This image, captured with the VISTA infrared survey telescope, as part of the Variables in the Via Lactea (VVV) ESO public survey, shows the central part of the Milky Way. While normally hidden behind obscuring dust, the infrared capabilities of VISTA allow to study the stars close to the galactic center.
Within this field of view, astronomers detected several ancient stars, of a type known as RR Lyrae. As RR Lyrae stars typically reside in ancient stellar populations over 10 billion years old, this discovery suggests that the bulging center of the Milky Way likely grew through the merging of primordial star clusters. Credit: ESO/VVV Survey/D. Minniti
Dusty Ring Around the Aging Double Star IRAS 08544 4431

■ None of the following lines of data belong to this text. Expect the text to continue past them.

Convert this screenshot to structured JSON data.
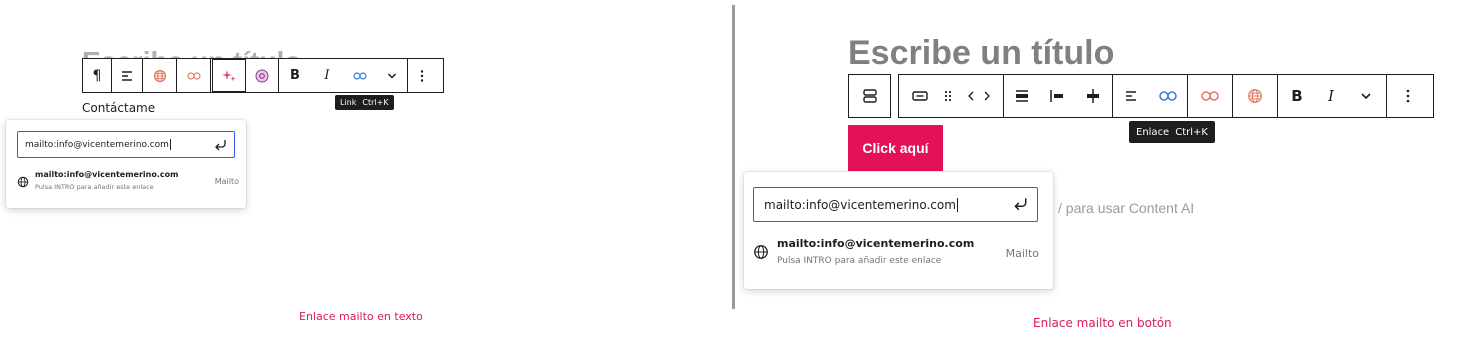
{
  "left": {
    "title": "Escribe un título",
    "paragraph": "Contáctame",
    "toolbar_icons": [
      "pilcrow-icon",
      "align-left-icon",
      "globe-icon",
      "link-icon",
      "sparkle-icon",
      "at-sign-icon",
      "bold-icon",
      "italic-icon",
      "link-icon",
      "chevron-down-icon",
      "more-options-icon"
    ],
    "bold_label": "B",
    "italic_label": "I",
    "pilcrow_label": "¶",
    "tooltip_label": "Link",
    "tooltip_shortcut": "Ctrl+K",
    "link_input_value": "mailto:info@vicentemerino.com",
    "suggestion_title": "mailto:info@vicentemerino.com",
    "suggestion_hint": "Pulsa INTRO para añadir este enlace",
    "suggestion_type": "Mailto",
    "caption": "Enlace mailto en texto"
  },
  "right": {
    "title": "Escribe un título",
    "toolbar_icons": [
      "button-block-icon",
      "button-icon",
      "drag-handle-icon",
      "move-arrows-icon",
      "align-center-icon",
      "align-left-bar-icon",
      "align-vertical-center-icon",
      "align-left-icon",
      "link-icon",
      "unlink-icon",
      "globe-icon",
      "bold-icon",
      "italic-icon",
      "chevron-down-icon",
      "more-options-icon"
    ],
    "bold_label": "B",
    "italic_label": "I",
    "button_label": "Click aquí",
    "tooltip_label": "Enlace",
    "tooltip_shortcut": "Ctrl+K",
    "background_hint": "/ para usar Content AI",
    "link_input_value": "mailto:info@vicentemerino.com",
    "suggestion_title": "mailto:info@vicentemerino.com",
    "suggestion_hint": "Pulsa INTRO para añadir este enlace",
    "suggestion_type": "Mailto",
    "caption": "Enlace mailto en botón"
  },
  "colors": {
    "accent_pink": "#d81b60",
    "button_bg": "#e3105a",
    "link_blue": "#3858e9",
    "orange_icon": "#e07a5f",
    "tooltip_bg": "#1e1e1e"
  }
}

The Very Large Telescope Interferometer at ESO’s Paranal Observatory in Chile has obtained the sharpest view ever of the dusty disc around the close pair of aging stars IRAS 08544-4431. For the first time such discs can be compared to the discs around young stars — and they look surprisingly similar. It is even possible that a disc appearing at the end of a star’s life might also create a second generation of planets.
The inset shows the VLTI reconstructed image, with the brighter central star removed. The background view shows the surroundings of this star in the constellation of Vela (The Sails). Credit: ESO/Digitized Sky Survey 2. Acknowledgment: Davide De Martin
The Flames of Betelgeuse
This picture of the dramatic nebula around the bright red supergiant star Betelgeuse was created from images taken with the VISIR infrared camera on ESO’s Very Large Telescope (VLT). This structure, resembling flames emanating from the star, forms because the behemoth is shedding its material into space. The earlier NACO observations of the plumes are reproduced in the central disc. The small red circle in the middle has a diameter about four and half times that of the Earth’s orbit and represents the location of Betelgeuse’s visible surface. The black disc corresponds to a very bright part of the image that was masked to allow the fainter nebula to be seen. Credit: ESO/P. Kervella
Wide Field View of the R Coronae Australis Region
This spectacular wide field image shows the area around the star R Coronae Australis. A huge dust cloud, about eight light-years across, dominates the center of the image. The bluish reflection nebula close to R Coronae Australis is right of center and the globular cluster NGC 6723 lies to the upper-right of the nebula. Corona Australis is a tiny tiara-shaped constellation, located next to the larger constellation of Sagittarius, in the direction of the center of the Milky Way. In spite of its faintness, this southern winter constellation can be easily spotted from dark sites because of its characteristic shape and position in the sky. Credit: Loke Kun Tan (StarryScapes.com)
The Field Around Yellow Hypergiant Star HR 5171
HR 5171, the brightest star just below the center of this wide-field image, is a yellow hypergiant, a very rare type of stars with only a dozen known in our galaxy. Its size is over 1300 times that of the Sun — one of the ten largest stars found so far. Observations with ESO’s Very Large Telescope Interferometer have shown that it is actually a double star, with the companion in contact with the main star. Credit: ESO/Digitized Sky Survey 2